__EXERCISE__
Print the entries once more, unchanged.

(Entries from a dataset of interfaces)
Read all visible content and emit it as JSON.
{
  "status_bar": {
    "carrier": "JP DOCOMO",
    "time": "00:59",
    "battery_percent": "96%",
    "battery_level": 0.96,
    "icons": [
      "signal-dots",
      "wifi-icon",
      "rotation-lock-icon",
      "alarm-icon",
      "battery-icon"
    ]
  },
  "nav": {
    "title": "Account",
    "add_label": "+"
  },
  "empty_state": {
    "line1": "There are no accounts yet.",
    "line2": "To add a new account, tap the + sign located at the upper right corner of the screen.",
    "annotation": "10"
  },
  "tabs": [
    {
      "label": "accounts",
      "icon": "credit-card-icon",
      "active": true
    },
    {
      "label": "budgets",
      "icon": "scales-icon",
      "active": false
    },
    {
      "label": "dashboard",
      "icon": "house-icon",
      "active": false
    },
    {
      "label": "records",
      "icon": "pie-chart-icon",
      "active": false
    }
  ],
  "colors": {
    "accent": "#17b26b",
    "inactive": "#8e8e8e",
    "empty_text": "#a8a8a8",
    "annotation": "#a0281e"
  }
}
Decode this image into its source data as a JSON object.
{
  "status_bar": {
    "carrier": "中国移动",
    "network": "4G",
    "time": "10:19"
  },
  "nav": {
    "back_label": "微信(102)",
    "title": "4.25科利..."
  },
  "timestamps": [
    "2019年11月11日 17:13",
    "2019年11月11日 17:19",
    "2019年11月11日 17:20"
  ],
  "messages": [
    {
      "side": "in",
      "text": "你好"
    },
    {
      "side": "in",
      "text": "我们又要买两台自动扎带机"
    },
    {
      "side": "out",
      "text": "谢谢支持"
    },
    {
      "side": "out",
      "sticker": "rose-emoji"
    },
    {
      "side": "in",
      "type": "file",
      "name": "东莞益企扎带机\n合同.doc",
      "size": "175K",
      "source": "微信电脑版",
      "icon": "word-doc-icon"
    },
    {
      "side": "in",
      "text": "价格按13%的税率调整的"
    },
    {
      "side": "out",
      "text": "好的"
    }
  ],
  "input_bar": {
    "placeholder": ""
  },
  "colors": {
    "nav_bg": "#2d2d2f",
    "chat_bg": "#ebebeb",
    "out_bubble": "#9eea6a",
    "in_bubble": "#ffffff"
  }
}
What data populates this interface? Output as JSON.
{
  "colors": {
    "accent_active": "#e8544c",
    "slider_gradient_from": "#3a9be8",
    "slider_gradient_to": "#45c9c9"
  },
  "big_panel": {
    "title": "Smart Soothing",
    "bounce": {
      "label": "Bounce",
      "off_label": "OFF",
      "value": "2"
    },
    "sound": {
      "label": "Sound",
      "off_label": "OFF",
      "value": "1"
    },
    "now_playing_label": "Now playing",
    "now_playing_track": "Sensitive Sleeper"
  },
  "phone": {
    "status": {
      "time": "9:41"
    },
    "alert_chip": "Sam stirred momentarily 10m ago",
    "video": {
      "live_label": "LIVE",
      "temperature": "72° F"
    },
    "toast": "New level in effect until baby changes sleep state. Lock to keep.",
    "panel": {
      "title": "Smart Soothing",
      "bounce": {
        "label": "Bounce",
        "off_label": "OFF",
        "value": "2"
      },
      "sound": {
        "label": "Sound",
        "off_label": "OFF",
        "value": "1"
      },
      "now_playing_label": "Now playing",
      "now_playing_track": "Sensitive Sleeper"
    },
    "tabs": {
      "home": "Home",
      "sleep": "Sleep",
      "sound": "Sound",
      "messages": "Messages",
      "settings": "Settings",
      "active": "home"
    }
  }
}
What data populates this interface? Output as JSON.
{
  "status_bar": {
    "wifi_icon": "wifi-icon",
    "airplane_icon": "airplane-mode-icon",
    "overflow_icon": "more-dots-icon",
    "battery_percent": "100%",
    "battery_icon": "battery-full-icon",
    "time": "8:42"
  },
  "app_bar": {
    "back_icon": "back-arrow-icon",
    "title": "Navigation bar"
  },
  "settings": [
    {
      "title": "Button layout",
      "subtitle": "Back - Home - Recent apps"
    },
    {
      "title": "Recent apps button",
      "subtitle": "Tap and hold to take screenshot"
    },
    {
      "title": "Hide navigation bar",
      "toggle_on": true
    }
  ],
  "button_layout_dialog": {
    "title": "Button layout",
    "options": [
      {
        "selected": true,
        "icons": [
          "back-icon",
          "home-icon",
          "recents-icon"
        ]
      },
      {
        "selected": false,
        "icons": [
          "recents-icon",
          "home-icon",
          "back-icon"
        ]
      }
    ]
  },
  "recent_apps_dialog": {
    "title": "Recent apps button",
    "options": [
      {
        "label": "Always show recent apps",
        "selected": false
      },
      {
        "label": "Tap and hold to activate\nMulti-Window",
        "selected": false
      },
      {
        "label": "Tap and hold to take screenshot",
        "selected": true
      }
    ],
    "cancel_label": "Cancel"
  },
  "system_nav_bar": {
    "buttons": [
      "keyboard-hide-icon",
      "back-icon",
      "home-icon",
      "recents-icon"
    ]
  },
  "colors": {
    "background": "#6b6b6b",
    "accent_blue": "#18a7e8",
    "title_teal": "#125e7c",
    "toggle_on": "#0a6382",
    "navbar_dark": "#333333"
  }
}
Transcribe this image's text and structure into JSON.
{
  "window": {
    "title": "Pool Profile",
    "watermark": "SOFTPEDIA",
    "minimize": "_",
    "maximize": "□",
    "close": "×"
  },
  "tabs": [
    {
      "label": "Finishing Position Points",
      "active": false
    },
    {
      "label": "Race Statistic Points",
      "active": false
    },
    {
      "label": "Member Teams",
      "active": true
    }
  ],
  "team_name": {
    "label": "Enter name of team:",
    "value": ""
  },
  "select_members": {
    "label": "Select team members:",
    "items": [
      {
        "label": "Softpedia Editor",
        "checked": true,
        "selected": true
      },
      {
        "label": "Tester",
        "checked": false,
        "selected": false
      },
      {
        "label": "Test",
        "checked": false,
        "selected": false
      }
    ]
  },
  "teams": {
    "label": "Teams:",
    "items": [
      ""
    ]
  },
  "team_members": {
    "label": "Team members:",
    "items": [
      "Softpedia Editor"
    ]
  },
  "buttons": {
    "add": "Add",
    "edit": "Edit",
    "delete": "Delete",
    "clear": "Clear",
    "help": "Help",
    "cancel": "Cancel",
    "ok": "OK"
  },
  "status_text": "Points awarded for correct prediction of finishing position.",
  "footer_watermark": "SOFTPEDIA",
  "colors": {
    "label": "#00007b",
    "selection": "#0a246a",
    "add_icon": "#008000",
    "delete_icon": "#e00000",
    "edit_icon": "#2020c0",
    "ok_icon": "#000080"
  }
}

__FINISHED EXERCISE__
Read all visible content and emit it as JSON.
{
  "status_bar": {
    "carrier": "JP DOCOMO",
    "time": "00:59",
    "battery_percent": "96%",
    "battery_level": 0.96,
    "icons": [
      "signal-dots",
      "wifi-icon",
      "rotation-lock-icon",
      "alarm-icon",
      "battery-icon"
    ]
  },
  "nav": {
    "title": "Account",
    "add_label": "+"
  },
  "empty_state": {
    "line1": "There are no accounts yet.",
    "line2": "To add a new account, tap the + sign located at the upper right corner of the screen.",
    "annotation": "10"
  },
  "tabs": [
    {
      "label": "accounts",
      "icon": "credit-card-icon",
      "active": true
    },
    {
      "label": "budgets",
      "icon": "scales-icon",
      "active": false
    },
    {
      "label": "dashboard",
      "icon": "house-icon",
      "active": false
    },
    {
      "label": "records",
      "icon": "pie-chart-icon",
      "active": false
    }
  ],
  "colors": {
    "accent": "#17b26b",
    "inactive": "#8e8e8e",
    "empty_text": "#a8a8a8",
    "annotation": "#a0281e"
  }
}
Decode this image into its source data as a JSON object.
{
  "status_bar": {
    "carrier": "中国移动",
    "network": "4G",
    "time": "10:19"
  },
  "nav": {
    "back_label": "微信(102)",
    "title": "4.25科利..."
  },
  "timestamps": [
    "2019年11月11日 17:13",
    "2019年11月11日 17:19",
    "2019年11月11日 17:20"
  ],
  "messages": [
    {
      "side": "in",
      "text": "你好"
    },
    {
      "side": "in",
      "text": "我们又要买两台自动扎带机"
    },
    {
      "side": "out",
      "text": "谢谢支持"
    },
    {
      "side": "out",
      "sticker": "rose-emoji"
    },
    {
      "side": "in",
      "type": "file",
      "name": "东莞益企扎带机\n合同.doc",
      "size": "175K",
      "source": "微信电脑版",
      "icon": "word-doc-icon"
    },
    {
      "side": "in",
      "text": "价格按13%的税率调整的"
    },
    {
      "side": "out",
      "text": "好的"
    }
  ],
  "input_bar": {
    "placeholder": ""
  },
  "colors": {
    "nav_bg": "#2d2d2f",
    "chat_bg": "#ebebeb",
    "out_bubble": "#9eea6a",
    "in_bubble": "#ffffff"
  }
}
What data populates this interface? Output as JSON.
{
  "colors": {
    "accent_active": "#e8544c",
    "slider_gradient_from": "#3a9be8",
    "slider_gradient_to": "#45c9c9"
  },
  "big_panel": {
    "title": "Smart Soothing",
    "bounce": {
      "label": "Bounce",
      "off_label": "OFF",
      "value": "2"
    },
    "sound": {
      "label": "Sound",
      "off_label": "OFF",
      "value": "1"
    },
    "now_playing_label": "Now playing",
    "now_playing_track": "Sensitive Sleeper"
  },
  "phone": {
    "status": {
      "time": "9:41"
    },
    "alert_chip": "Sam stirred momentarily 10m ago",
    "video": {
      "live_label": "LIVE",
      "temperature": "72° F"
    },
    "toast": "New level in effect until baby changes sleep state. Lock to keep.",
    "panel": {
      "title": "Smart Soothing",
      "bounce": {
        "label": "Bounce",
        "off_label": "OFF",
        "value": "2"
      },
      "sound": {
        "label": "Sound",
        "off_label": "OFF",
        "value": "1"
      },
      "now_playing_label": "Now playing",
      "now_playing_track": "Sensitive Sleeper"
    },
    "tabs": {
      "home": "Home",
      "sleep": "Sleep",
      "sound": "Sound",
      "messages": "Messages",
      "settings": "Settings",
      "active": "home"
    }
  }
}
What data populates this interface? Output as JSON.
{
  "status_bar": {
    "wifi_icon": "wifi-icon",
    "airplane_icon": "airplane-mode-icon",
    "overflow_icon": "more-dots-icon",
    "battery_percent": "100%",
    "battery_icon": "battery-full-icon",
    "time": "8:42"
  },
  "app_bar": {
    "back_icon": "back-arrow-icon",
    "title": "Navigation bar"
  },
  "settings": [
    {
      "title": "Button layout",
      "subtitle": "Back - Home - Recent apps"
    },
    {
      "title": "Recent apps button",
      "subtitle": "Tap and hold to take screenshot"
    },
    {
      "title": "Hide navigation bar",
      "toggle_on": true
    }
  ],
  "button_layout_dialog": {
    "title": "Button layout",
    "options": [
      {
        "selected": true,
        "icons": [
          "back-icon",
          "home-icon",
          "recents-icon"
        ]
      },
      {
        "selected": false,
        "icons": [
          "recents-icon",
          "home-icon",
          "back-icon"
        ]
      }
    ]
  },
  "recent_apps_dialog": {
    "title": "Recent apps button",
    "options": [
      {
        "label": "Always show recent apps",
        "selected": false
      },
      {
        "label": "Tap and hold to activate\nMulti-Window",
        "selected": false
      },
      {
        "label": "Tap and hold to take screenshot",
        "selected": true
      }
    ],
    "cancel_label": "Cancel"
  },
  "system_nav_bar": {
    "buttons": [
      "keyboard-hide-icon",
      "back-icon",
      "home-icon",
      "recents-icon"
    ]
  },
  "colors": {
    "background": "#6b6b6b",
    "accent_blue": "#18a7e8",
    "title_teal": "#125e7c",
    "toggle_on": "#0a6382",
    "navbar_dark": "#333333"
  }
}
Transcribe this image's text and structure into JSON.
{
  "window": {
    "title": "Pool Profile",
    "watermark": "SOFTPEDIA",
    "minimize": "_",
    "maximize": "□",
    "close": "×"
  },
  "tabs": [
    {
      "label": "Finishing Position Points",
      "active": false
    },
    {
      "label": "Race Statistic Points",
      "active": false
    },
    {
      "label": "Member Teams",
      "active": true
    }
  ],
  "team_name": {
    "label": "Enter name of team:",
    "value": ""
  },
  "select_members": {
    "label": "Select team members:",
    "items": [
      {
        "label": "Softpedia Editor",
        "checked": true,
        "selected": true
      },
      {
        "label": "Tester",
        "checked": false,
        "selected": false
      },
      {
        "label": "Test",
        "checked": false,
        "selected": false
      }
    ]
  },
  "teams": {
    "label": "Teams:",
    "items": [
      ""
    ]
  },
  "team_members": {
    "label": "Team members:",
    "items": [
      "Softpedia Editor"
    ]
  },
  "buttons": {
    "add": "Add",
    "edit": "Edit",
    "delete": "Delete",
    "clear": "Clear",
    "help": "Help",
    "cancel": "Cancel",
    "ok": "OK"
  },
  "status_text": "Points awarded for correct prediction of finishing position.",
  "footer_watermark": "SOFTPEDIA",
  "colors": {
    "label": "#00007b",
    "selection": "#0a246a",
    "add_icon": "#008000",
    "delete_icon": "#e00000",
    "edit_icon": "#2020c0",
    "ok_icon": "#000080"
  }
}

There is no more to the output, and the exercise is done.